How do contested and uncontested divorces differ in Mississippi

| Feb 4, 2021 | Divorce |

In the state of Mississippi, certain requirements apply to the various divorce or separation options that are available.

However, there are two main divorce categories: contested and uncontested. How do these differ?

Contested divorce

If an amicable parting of the ways is not in your future, you and your soon-to-be-ex are likely facing a contested divorce in court. In Mississippi, the grounds for a contested divorce include:

  • Adultery
  • Habitual cruel and inhumane treatment
  • Habitual and excessive use of alcohol or narcotics
  • Repeated domestic battery
  • Bigamy or incest
  • Insanity
  • Penitentiary sentence

The petitioner must prove the grounds for divorce in court.

“No fault” divorce

Mississippi also recognizes “no-fault” grounds for divorce, which means that there are irreconcilable differences. This is only applicable in the matter of an uncontested divorce. The couple must meet requirements for separate living arrangements:

  • The parties must have lived apart under a court decree without reconciliation at the time the decree expired
  • The parties have lived apart for more than two years under a court-ordered decree with no reconciliation
  • The parties have lived apart for the two years prior to the filing date of the divorce with no reasonable likelihood of reconciliation

Legal separation
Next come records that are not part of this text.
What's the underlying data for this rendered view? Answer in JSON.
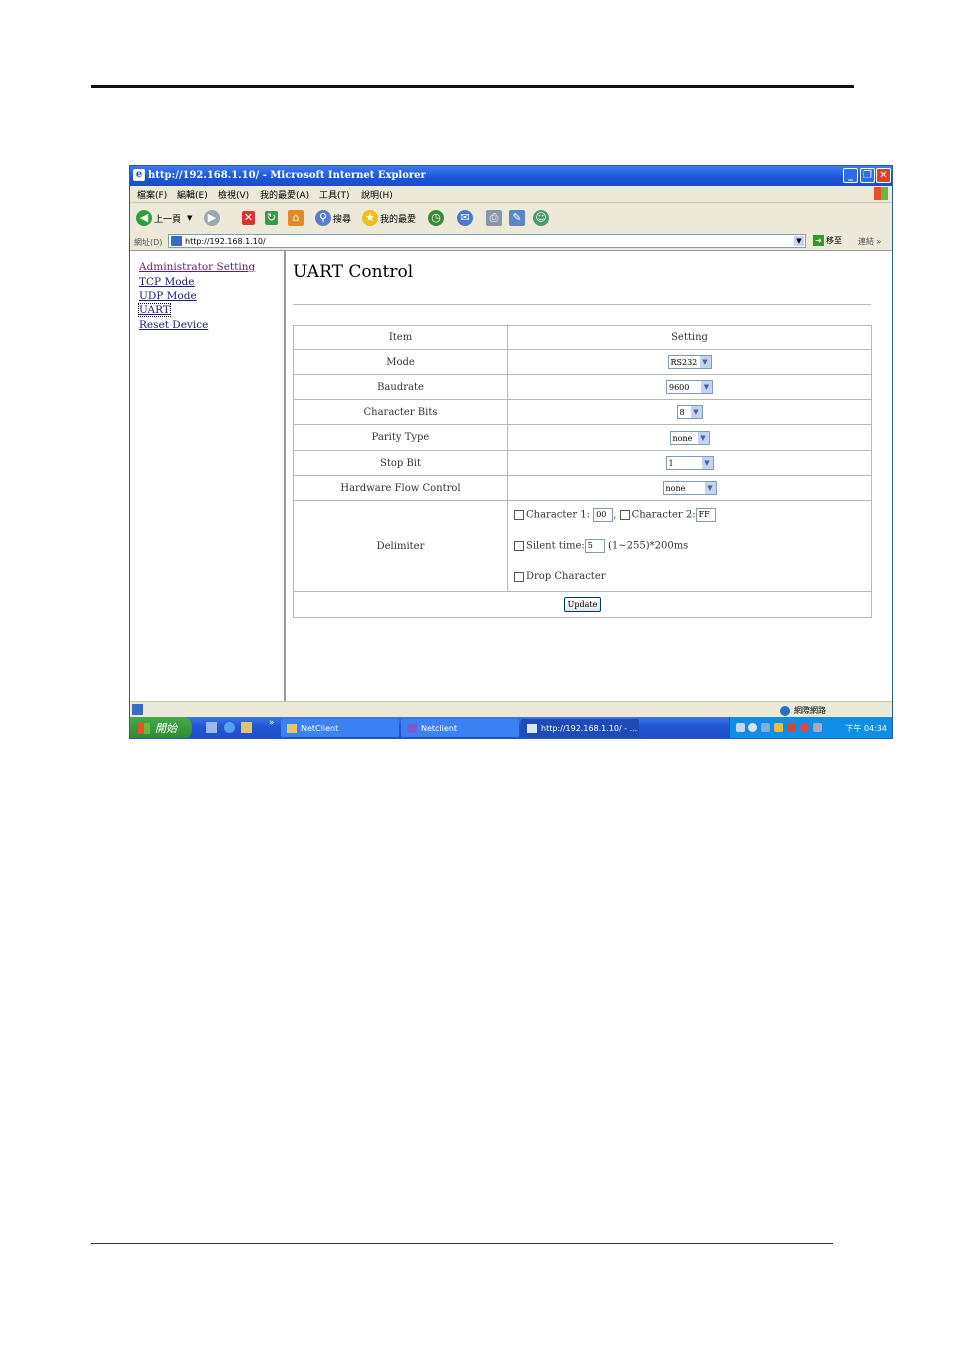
{
  "window": {
    "title": "http://192.168.1.10/ - Microsoft Internet Explorer",
    "min_glyph": "_",
    "max_glyph": "❐",
    "close_glyph": "✕"
  },
  "menubar": [
    "檔案(F)",
    "編輯(E)",
    "檢視(V)",
    "我的最愛(A)",
    "工具(T)",
    "說明(H)"
  ],
  "toolbar": {
    "back_label": "上一頁",
    "search_label": "搜尋",
    "favorites_label": "我的最愛"
  },
  "address": {
    "label": "網址(D)",
    "url": "http://192.168.1.10/",
    "go_label": "移至",
    "links_label": "連結",
    "more": "»"
  },
  "nav": {
    "links": [
      "Administrator Setting",
      "TCP Mode",
      "UDP Mode",
      "UART",
      "Reset Device"
    ]
  },
  "page": {
    "title": "UART Control"
  },
  "table": {
    "headers": {
      "item": "Item",
      "setting": "Setting"
    },
    "rows": [
      {
        "item": "Mode",
        "value": "RS232"
      },
      {
        "item": "Baudrate",
        "value": "9600"
      },
      {
        "item": "Character Bits",
        "value": "8"
      },
      {
        "item": "Parity Type",
        "value": "none"
      },
      {
        "item": "Stop Bit",
        "value": "1"
      },
      {
        "item": "Hardware Flow Control",
        "value": "none"
      }
    ],
    "delimiter": {
      "label": "Delimiter",
      "char1_label": "Character 1:",
      "char1_value": "00",
      "separator": ",",
      "char2_label": "Character 2:",
      "char2_value": "FF",
      "silent_label": "Silent time:",
      "silent_value": "5",
      "silent_units": "(1~255)*200ms",
      "drop_label": "Drop Character"
    },
    "update_label": "Update"
  },
  "statusbar": {
    "zone": "網際網路"
  },
  "taskbar": {
    "start": "開始",
    "tasks": [
      "NetClient",
      "Netclient",
      "http://192.168.1.10/ - ..."
    ],
    "clock": "下午 04:34",
    "chevron": "»"
  },
  "colors": {
    "titlebar": "#1b55d6",
    "taskbar": "#2357d3",
    "link": "#1a1a7a",
    "visited": "#6a1a6a"
  }
}
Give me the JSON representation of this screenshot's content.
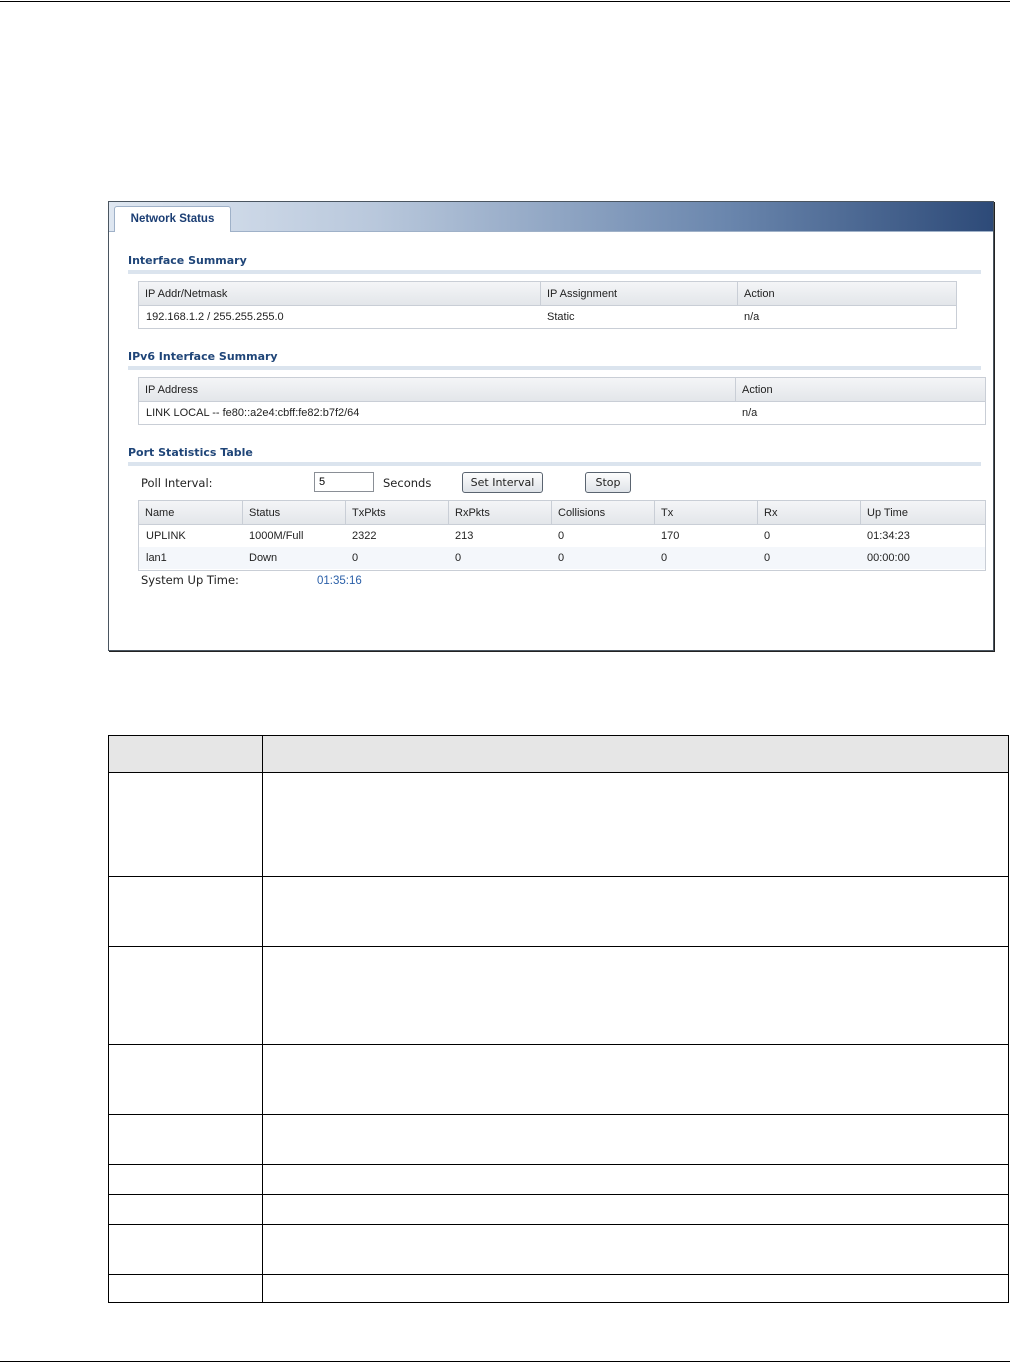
{
  "window": {
    "tab_label": "Network Status"
  },
  "interface_summary": {
    "title": "Interface Summary",
    "columns": [
      "IP Addr/Netmask",
      "IP Assignment",
      "Action"
    ],
    "rows": [
      [
        "192.168.1.2 / 255.255.255.0",
        "Static",
        "n/a"
      ]
    ]
  },
  "ipv6_summary": {
    "title": "IPv6 Interface Summary",
    "columns": [
      "IP Address",
      "Action"
    ],
    "rows": [
      [
        "LINK LOCAL -- fe80::a2e4:cbff:fe82:b7f2/64",
        "n/a"
      ]
    ]
  },
  "port_stats": {
    "title": "Port Statistics Table",
    "poll_label": "Poll Interval:",
    "poll_value": "5",
    "seconds_label": "Seconds",
    "set_interval_label": "Set Interval",
    "stop_label": "Stop",
    "columns": [
      "Name",
      "Status",
      "TxPkts",
      "RxPkts",
      "Collisions",
      "Tx",
      "Rx",
      "Up Time"
    ],
    "rows": [
      [
        "UPLINK",
        "1000M/Full",
        "2322",
        "213",
        "0",
        "170",
        "0",
        "01:34:23"
      ],
      [
        "lan1",
        "Down",
        "0",
        "0",
        "0",
        "0",
        "0",
        "00:00:00"
      ]
    ],
    "uptime_label": "System Up Time:",
    "uptime_value": "01:35:16"
  }
}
Mississippi may permit a legal separation if the court determines there is has been a disruption to a marriage. A petition for separation must be filed and, if granted, the duration is a maximum of two years. The court may modify the decree so as to provide support and maintenance for the minor children of the marriage and, in some cases, spousal support.